Russian publication Kommersant reports that employees of the Kremlin's internal political bloc - the Russian presidential administration's domestic policy, public projects, State Council, and IT departments - were informed that they must get rid of their iPhones before April. Sergei Kiriyenko, first deputy head of Russia's presidential administration, made the announcement during a seminar held in early March in the Moscow region.
The Kremlin reportedly believes that iPhones are easier to hack and more susceptible to espionage by western spies than other smartphones. "iPhone is everything. Either throw it away or give it to the kids. Everyone will have to do this in March," said one source [Google translated].
Sergei Kiriyenko, not an iPhone fan
The paper writes that the decision is part of a movement to abandon American technology in favor of more secure devices that can't be hacked by the west. The Kremlin may purchase new phones for its employees to make it easier for them to give up US tech, writes Kommersant.

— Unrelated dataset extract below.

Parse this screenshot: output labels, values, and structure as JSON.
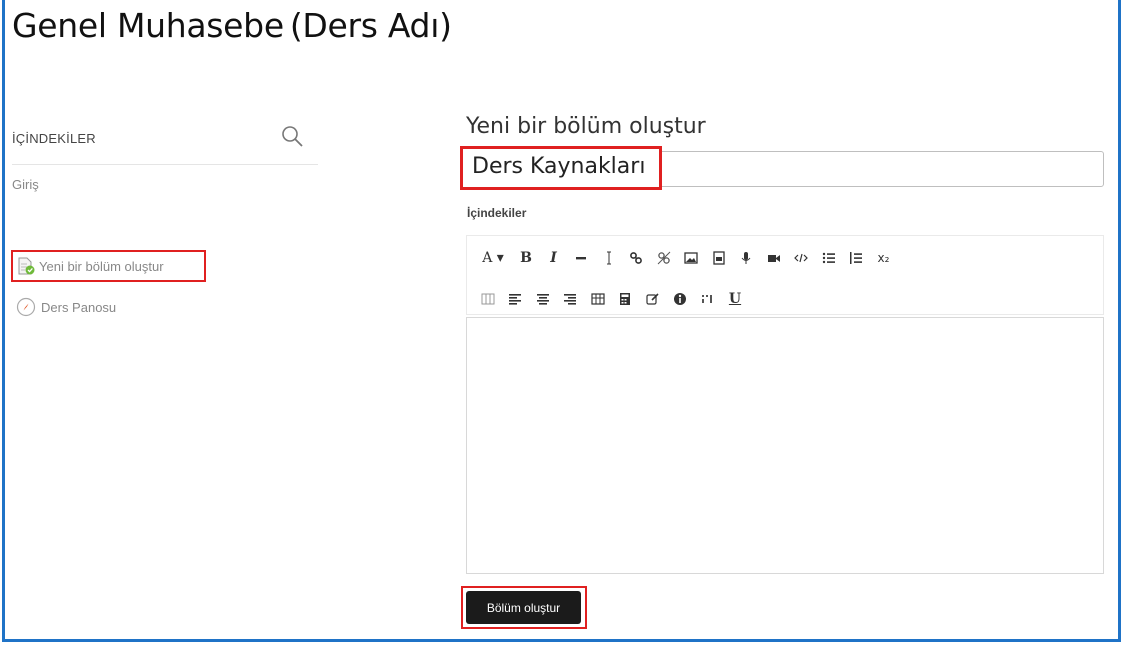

The staff were told to replace Cupertino's devices with Android-based smartphones or those with operating systems developed in China. They may also use Aurora, the Linux-based smartphone OS developed by Russian company Open Mobile Platform, a subsidiary of PJSC Rostelecom.
Political scientist Nikolai Mironov told Kommersant that the iPhone ban was purely for security reasons. He said the request was a pragmatic solution and not related to politics.
Reuters writes that Kremlin spokesman Dmitry Peskov said he could not confirm the report. "Smartphones should not be used for official business," Peskov told reporters. "Any smartphone has a fairly transparent mechanism, no matter what operating system it has – Android or iOS. Naturally, they are not used for official purposes."
Kommersant notes that Russia wants to build a domestic mobile ecosystem built on "technologies independent of Western IT giants." It cites Aurora as an example of this policy.
Russian officials were previously told to use domestic messaging platforms exclusively. They were also advised to use the Russian-made Trueconf instead of Zoom for video conferencing.
Vladimir Putin reportedly refuses to use smartphones, though Peskov says the Russian president does use the internet on occasion.
Center image: IAEA Imagebank